Wednesday, June 11, 2008

Leaving our words behind

I have no idea what a treasure trove I'm living with.

Prompted by Mr. Verb's post today I just asked Buffy as she walked past me: You know that game kids play where you walk around a circle patting people on the head... Here she interrupted me: Yeah. Duck Duck Grey-duck... Why?

I was so sure she wouldn't say that. And she had no idea why my eyes grew big and my jaw dropped. She remembers hearing about duck-duck-goose but she was shocked to learn that the grey duck variation is largely a Minnesota thing.

I say the study of children's terminology is especially interesting because those are often lexical items that are learned from other children. Adults often leave their first nest but they don't spread the terms too quickly because you don't often find a bunch of adults sitting around playing duck-duck-anything. And those that do probably don't have much influence over children.

So we use our childhood argot then leave it behind as we pick up our new lingo acquired at a different time in a different place.

For this to be true we need to grant that kids learn language from kids. Makes sense. I never heard my parents call the woodlouse a potato bug. But that's what I learned as a child splitting time between Worthington Ohio and Beltsville Maryland. A few years ago that I saw an episode of Fear Factor refer to the Jerusalem cricket as a potato bug and my childhood died a little. Mostly from watching that horrible show.

Do we have a language full of lexical items abandoned on the playground waiting for the next pair of grubby little hands to pick them up?


  1. Absolutely we do. We (the greater we) also have a collection of childhood songs that were taught to us by slightly older children. ("The ants go marching two by two, hurrah, hurrah ...") Adults "know" these songs, but only passively any more; they are a part of a stratum of development that children go through. ("Through" in a sort of literal sense.)

    Children do learn a lot of their language from others kids, which is why the children of immigrants can always speak "accent free" in the language of their new home. And that of course explains the incomprehensible argot of e.g. teens, which of course they did not learn from their elders.

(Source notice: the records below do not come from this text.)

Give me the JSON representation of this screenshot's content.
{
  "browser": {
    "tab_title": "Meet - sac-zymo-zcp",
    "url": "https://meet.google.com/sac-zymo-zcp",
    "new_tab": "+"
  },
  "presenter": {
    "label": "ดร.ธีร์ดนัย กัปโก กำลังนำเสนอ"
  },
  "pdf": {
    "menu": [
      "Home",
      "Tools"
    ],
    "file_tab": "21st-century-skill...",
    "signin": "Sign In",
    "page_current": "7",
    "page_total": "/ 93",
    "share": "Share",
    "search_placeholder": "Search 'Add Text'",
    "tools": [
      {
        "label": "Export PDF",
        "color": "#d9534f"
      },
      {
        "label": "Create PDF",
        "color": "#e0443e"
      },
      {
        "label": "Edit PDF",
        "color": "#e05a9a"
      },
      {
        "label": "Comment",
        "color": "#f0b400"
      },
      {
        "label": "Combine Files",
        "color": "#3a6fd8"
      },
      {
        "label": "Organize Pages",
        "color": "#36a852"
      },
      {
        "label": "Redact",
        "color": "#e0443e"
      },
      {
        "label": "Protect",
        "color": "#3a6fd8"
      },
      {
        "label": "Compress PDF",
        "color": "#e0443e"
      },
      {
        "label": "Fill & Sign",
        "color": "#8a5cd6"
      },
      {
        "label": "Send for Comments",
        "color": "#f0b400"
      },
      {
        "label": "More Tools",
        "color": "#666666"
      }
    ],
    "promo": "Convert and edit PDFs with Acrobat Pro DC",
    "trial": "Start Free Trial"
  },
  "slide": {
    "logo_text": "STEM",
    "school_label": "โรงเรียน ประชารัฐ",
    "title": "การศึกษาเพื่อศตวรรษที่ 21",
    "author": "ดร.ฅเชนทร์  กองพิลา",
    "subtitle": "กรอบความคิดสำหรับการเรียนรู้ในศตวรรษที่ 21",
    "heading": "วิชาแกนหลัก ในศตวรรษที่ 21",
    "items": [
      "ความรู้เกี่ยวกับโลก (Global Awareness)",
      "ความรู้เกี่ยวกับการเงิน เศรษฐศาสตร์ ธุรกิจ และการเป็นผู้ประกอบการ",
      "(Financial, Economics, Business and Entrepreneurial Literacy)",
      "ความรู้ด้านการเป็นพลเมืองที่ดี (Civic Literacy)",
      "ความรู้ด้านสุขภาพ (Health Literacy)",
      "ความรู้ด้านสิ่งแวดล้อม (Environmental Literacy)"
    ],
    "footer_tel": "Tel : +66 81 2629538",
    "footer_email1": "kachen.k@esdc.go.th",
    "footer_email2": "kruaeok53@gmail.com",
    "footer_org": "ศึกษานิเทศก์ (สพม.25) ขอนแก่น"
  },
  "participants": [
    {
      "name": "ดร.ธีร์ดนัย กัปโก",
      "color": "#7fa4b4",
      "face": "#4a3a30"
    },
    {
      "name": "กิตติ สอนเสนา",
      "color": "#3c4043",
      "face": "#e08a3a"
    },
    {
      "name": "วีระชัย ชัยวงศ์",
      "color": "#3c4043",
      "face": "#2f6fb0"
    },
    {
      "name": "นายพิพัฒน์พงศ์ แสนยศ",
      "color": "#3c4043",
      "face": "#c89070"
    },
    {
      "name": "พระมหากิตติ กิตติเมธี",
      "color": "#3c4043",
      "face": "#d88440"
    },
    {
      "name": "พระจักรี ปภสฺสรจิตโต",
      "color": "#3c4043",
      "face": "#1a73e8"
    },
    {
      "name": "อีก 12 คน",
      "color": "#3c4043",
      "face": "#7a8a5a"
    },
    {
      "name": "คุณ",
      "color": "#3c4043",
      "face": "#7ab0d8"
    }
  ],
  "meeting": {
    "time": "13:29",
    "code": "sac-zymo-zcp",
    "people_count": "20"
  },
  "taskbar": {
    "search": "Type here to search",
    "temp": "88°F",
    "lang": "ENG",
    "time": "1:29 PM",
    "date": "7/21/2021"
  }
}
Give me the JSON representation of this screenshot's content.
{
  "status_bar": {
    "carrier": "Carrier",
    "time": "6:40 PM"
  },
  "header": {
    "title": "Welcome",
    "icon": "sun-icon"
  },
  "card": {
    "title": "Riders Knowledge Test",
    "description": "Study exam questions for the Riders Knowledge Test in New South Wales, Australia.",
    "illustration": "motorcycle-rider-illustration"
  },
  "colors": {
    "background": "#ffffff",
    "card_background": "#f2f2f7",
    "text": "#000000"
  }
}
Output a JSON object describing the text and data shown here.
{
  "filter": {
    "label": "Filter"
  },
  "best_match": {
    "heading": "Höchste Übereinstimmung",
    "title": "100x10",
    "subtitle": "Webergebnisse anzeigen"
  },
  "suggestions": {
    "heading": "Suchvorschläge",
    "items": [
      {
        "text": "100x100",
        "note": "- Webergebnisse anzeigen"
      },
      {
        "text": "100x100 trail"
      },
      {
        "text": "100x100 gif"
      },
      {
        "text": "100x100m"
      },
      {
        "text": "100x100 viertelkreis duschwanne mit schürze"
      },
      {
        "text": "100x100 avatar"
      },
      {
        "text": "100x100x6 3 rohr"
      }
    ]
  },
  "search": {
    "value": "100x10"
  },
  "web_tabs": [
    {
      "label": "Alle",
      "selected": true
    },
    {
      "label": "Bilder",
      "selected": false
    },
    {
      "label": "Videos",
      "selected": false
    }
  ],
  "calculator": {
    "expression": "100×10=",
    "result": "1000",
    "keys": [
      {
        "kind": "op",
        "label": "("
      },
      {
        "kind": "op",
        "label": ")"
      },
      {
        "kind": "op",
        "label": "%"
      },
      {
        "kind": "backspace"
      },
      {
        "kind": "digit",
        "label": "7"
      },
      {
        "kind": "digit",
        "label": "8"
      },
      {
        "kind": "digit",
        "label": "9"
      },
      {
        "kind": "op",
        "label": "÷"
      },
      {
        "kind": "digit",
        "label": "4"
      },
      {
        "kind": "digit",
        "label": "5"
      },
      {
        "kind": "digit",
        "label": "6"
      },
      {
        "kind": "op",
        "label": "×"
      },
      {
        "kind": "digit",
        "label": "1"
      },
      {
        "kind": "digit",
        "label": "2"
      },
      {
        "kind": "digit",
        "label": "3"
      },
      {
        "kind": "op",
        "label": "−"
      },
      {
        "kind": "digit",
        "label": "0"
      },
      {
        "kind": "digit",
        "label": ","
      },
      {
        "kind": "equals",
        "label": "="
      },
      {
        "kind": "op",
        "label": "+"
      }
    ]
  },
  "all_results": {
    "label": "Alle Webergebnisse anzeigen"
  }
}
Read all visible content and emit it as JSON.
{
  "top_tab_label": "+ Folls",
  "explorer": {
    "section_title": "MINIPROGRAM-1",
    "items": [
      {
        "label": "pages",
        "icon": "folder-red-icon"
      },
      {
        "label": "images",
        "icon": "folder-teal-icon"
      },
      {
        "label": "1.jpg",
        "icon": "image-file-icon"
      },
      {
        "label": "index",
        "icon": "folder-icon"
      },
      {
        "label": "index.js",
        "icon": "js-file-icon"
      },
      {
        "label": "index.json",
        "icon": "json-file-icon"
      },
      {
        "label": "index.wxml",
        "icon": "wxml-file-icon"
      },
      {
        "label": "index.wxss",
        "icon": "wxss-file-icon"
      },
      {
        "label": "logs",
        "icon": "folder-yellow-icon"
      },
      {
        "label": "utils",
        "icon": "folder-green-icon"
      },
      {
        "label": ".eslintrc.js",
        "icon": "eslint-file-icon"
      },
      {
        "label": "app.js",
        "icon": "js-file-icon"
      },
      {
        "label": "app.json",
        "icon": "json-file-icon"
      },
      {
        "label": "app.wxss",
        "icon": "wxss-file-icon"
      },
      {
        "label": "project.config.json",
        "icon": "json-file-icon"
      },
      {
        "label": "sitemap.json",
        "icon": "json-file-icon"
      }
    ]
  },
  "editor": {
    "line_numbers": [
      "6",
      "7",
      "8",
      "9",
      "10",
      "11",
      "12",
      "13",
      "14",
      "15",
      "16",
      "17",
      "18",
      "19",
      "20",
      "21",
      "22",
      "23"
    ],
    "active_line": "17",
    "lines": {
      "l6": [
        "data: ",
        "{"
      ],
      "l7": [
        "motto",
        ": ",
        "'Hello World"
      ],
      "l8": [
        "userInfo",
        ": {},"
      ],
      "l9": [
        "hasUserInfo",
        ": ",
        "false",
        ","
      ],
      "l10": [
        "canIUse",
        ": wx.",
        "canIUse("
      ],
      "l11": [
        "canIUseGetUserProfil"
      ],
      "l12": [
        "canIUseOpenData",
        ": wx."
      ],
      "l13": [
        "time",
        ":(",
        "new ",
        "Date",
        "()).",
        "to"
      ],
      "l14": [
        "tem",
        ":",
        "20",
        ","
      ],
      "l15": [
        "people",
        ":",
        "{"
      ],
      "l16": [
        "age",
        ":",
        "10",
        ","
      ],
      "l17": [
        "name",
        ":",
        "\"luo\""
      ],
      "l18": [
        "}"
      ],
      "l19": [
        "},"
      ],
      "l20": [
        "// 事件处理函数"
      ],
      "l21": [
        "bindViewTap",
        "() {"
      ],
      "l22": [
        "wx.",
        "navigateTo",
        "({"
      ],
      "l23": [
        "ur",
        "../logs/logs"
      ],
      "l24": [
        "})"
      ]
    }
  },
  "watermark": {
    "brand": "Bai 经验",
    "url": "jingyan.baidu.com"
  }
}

    To expand a bit on this (with your leave), Judith Rich Harris wrote a book titled "The Nurture Assumption," the thesis of which is that far and away the strongest influence on children is that of their peers. We assume way too much influence from parents, is what she opines.

  2. Absolutely. I'm glad you touched on this topic. I've often thought about this issue with childhood jokes. It seems that some jokes live only within the walls of an elementary school. One learns a joke in the 5th grade from a schoolmate, abandons it before moving to the 6th, and never hears the joke again until they have the experience of talking to a new 5th grader. These jokes circulate in the same spot forever. Now perhaps this is because 5th grade humor will only take a person so far, but I think it's more interesting than that. As you said, kids acquire a new lingo and leave the old one behind for another round of kids to pick up.


Thanks for reaching out.

You can also contact me at wishydig[at]gmail[d0t]com.